This bit of trail is a little confusing, and the map is not helpful. The trail runs along the beach, so if you get a bit turned around you can just walk to the beach via whichever way seems the most expedient (keeping in mind that the ground in this area does get a bit marshy).
It’s a really nice day, but surprisingly the beach is not very well-populated. I stuck a toe in the water, and given how chilly it was the lack of attendance becomes a bit less surprising :)
You have to keep alert; this red blaze is what you’re looking for. This is where the trail departs the beach, and if you’re not keeping your eyes peeled you could easily miss it (the nice older lady I hiked part of this trail with last time I was here did exactly that; it was at this point that we started walking together because I helped her re-orient herself).
Once off the beach, you will find yourself at a campground. This makes a nice place to stop and rest; there are picnic tables, restrooms, and even clean water for refilling your bottle should you need it.

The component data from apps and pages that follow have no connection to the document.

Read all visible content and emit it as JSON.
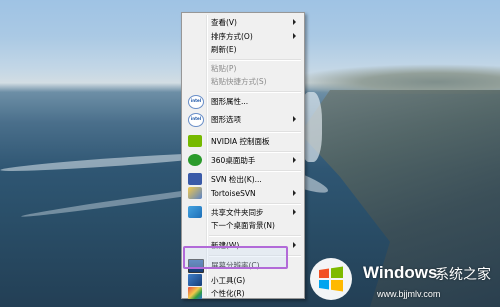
{
  "context_menu": {
    "items": [
      {
        "label": "查看(V)",
        "submenu": true
      },
      {
        "label": "排序方式(O)",
        "submenu": true
      },
      {
        "label": "刷新(E)"
      },
      {
        "label": "粘贴(P)",
        "disabled": true
      },
      {
        "label": "粘贴快捷方式(S)",
        "disabled": true
      },
      {
        "label": "图形属性...",
        "icon": "intel-icon"
      },
      {
        "label": "图形选项",
        "icon": "intel-icon",
        "submenu": true
      },
      {
        "label": "NVIDIA 控制面板",
        "icon": "nvidia-icon"
      },
      {
        "label": "360桌面助手",
        "icon": "360-icon",
        "submenu": true
      },
      {
        "label": "SVN 检出(K)...",
        "icon": "svn-icon"
      },
      {
        "label": "TortoiseSVN",
        "icon": "tortoisesvn-icon",
        "submenu": true
      },
      {
        "label": "共享文件夹同步",
        "icon": "share-sync-icon",
        "submenu": true
      },
      {
        "label": "下一个桌面背景(N)"
      },
      {
        "label": "新建(W)",
        "submenu": true
      },
      {
        "label": "屏幕分辨率(C)",
        "icon": "screen-resolution-icon",
        "highlighted": true
      },
      {
        "label": "小工具(G)",
        "icon": "gadgets-icon"
      },
      {
        "label": "个性化(R)",
        "icon": "personalize-icon"
      }
    ],
    "intel_icon_text": "intel"
  },
  "watermark": {
    "brand": "Windows",
    "site_name": "系统之家",
    "url": "www.bjjmlv.com"
  },
  "colors": {
    "highlight_border": "#b26ad8",
    "menu_bg": "#f0f0f0"
  }
}
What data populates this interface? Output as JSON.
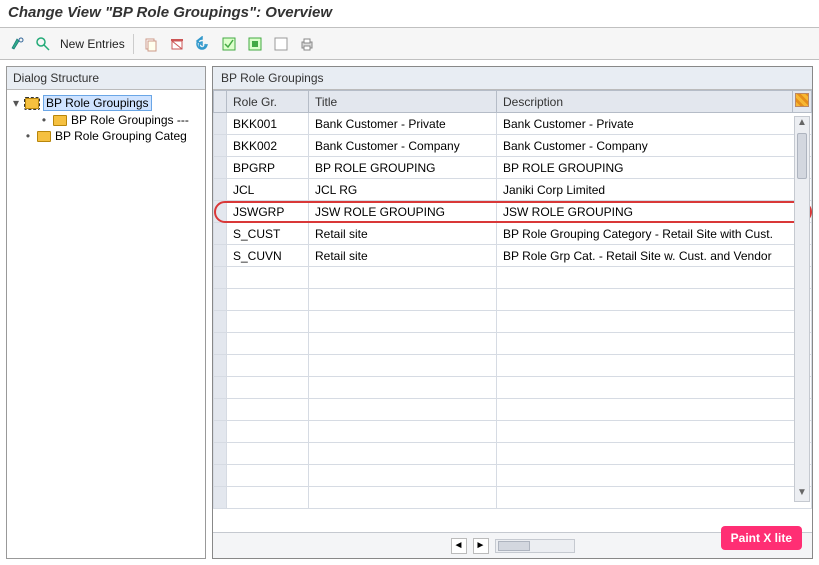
{
  "header": {
    "title": "Change View \"BP Role Groupings\": Overview"
  },
  "toolbar": {
    "new_entries_label": "New Entries"
  },
  "sidebar": {
    "title": "Dialog Structure",
    "items": [
      {
        "label": "BP Role Groupings",
        "level": 1,
        "expander": "▾",
        "selected": true
      },
      {
        "label": "BP Role Groupings ---",
        "level": 2,
        "expander": "•"
      },
      {
        "label": "BP Role Grouping Categ",
        "level": 1,
        "expander": "•"
      }
    ]
  },
  "table": {
    "title": "BP Role Groupings",
    "columns": {
      "c1": "Role Gr.",
      "c2": "Title",
      "c3": "Description"
    },
    "rows": [
      {
        "rg": "BKK001",
        "title": "Bank Customer - Private",
        "desc": "Bank Customer - Private",
        "highlight": false
      },
      {
        "rg": "BKK002",
        "title": "Bank Customer - Company",
        "desc": "Bank Customer - Company",
        "highlight": false
      },
      {
        "rg": "BPGRP",
        "title": "BP ROLE GROUPING",
        "desc": "BP ROLE GROUPING",
        "highlight": false
      },
      {
        "rg": "JCL",
        "title": "JCL RG",
        "desc": "Janiki Corp Limited",
        "highlight": false
      },
      {
        "rg": "JSWGRP",
        "title": "JSW ROLE GROUPING",
        "desc": "JSW ROLE GROUPING",
        "highlight": true
      },
      {
        "rg": "S_CUST",
        "title": "Retail site",
        "desc": "BP Role Grouping Category - Retail Site with Cust.",
        "highlight": false
      },
      {
        "rg": "S_CUVN",
        "title": "Retail site",
        "desc": "BP Role Grp Cat. - Retail Site w. Cust. and Vendor",
        "highlight": false
      }
    ],
    "empty_rows": 11
  },
  "badge": {
    "label": "Paint X lite"
  }
}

Speaking of being turned around, you might recall that last time I went the wrong way back. This time I found the correct route, which took me up the Western edge of the Lookout Track. If you see the old woolshed, you’re going the right way.
The trail is, unfortunately, quite bad here. Experienced NZ hikers will likely be able to tell that this innocuous looking grass is really mostly marshland.
The good news is, there’s a road that runs parallel to the trail up this same hill. Take my advice: go up the road rather than up the trail. You’re not going to miss anything.
You can rejoin the Lookout Trail once you’re up the hill, or you can veer to your left, keep following the road, and meet the Heritage Trail about where it exits the park gates. I was in no hurry, so I stuck with the Lookout Trail and went the long way around.
This route also meant that I got to see the WWII pillbox again, not that with the fantastic views and the other great stuff I saw I was all that enamored with this hunk of military concrete.
Your trip back will border this stream. The trail becomes a little confusing in parts, but keep your eye out for blazes and consult your map if you’re feeling lost.
So that’s Shakespear Park! I know it’s the same walk as last time, but I hope I was able to find some additional things to show you that make up for the repeat!
Stop by next time when I’ll be posting some additional photos from this trip. I’ve even got something really special to show you, so be sure you don’t miss it! See you then!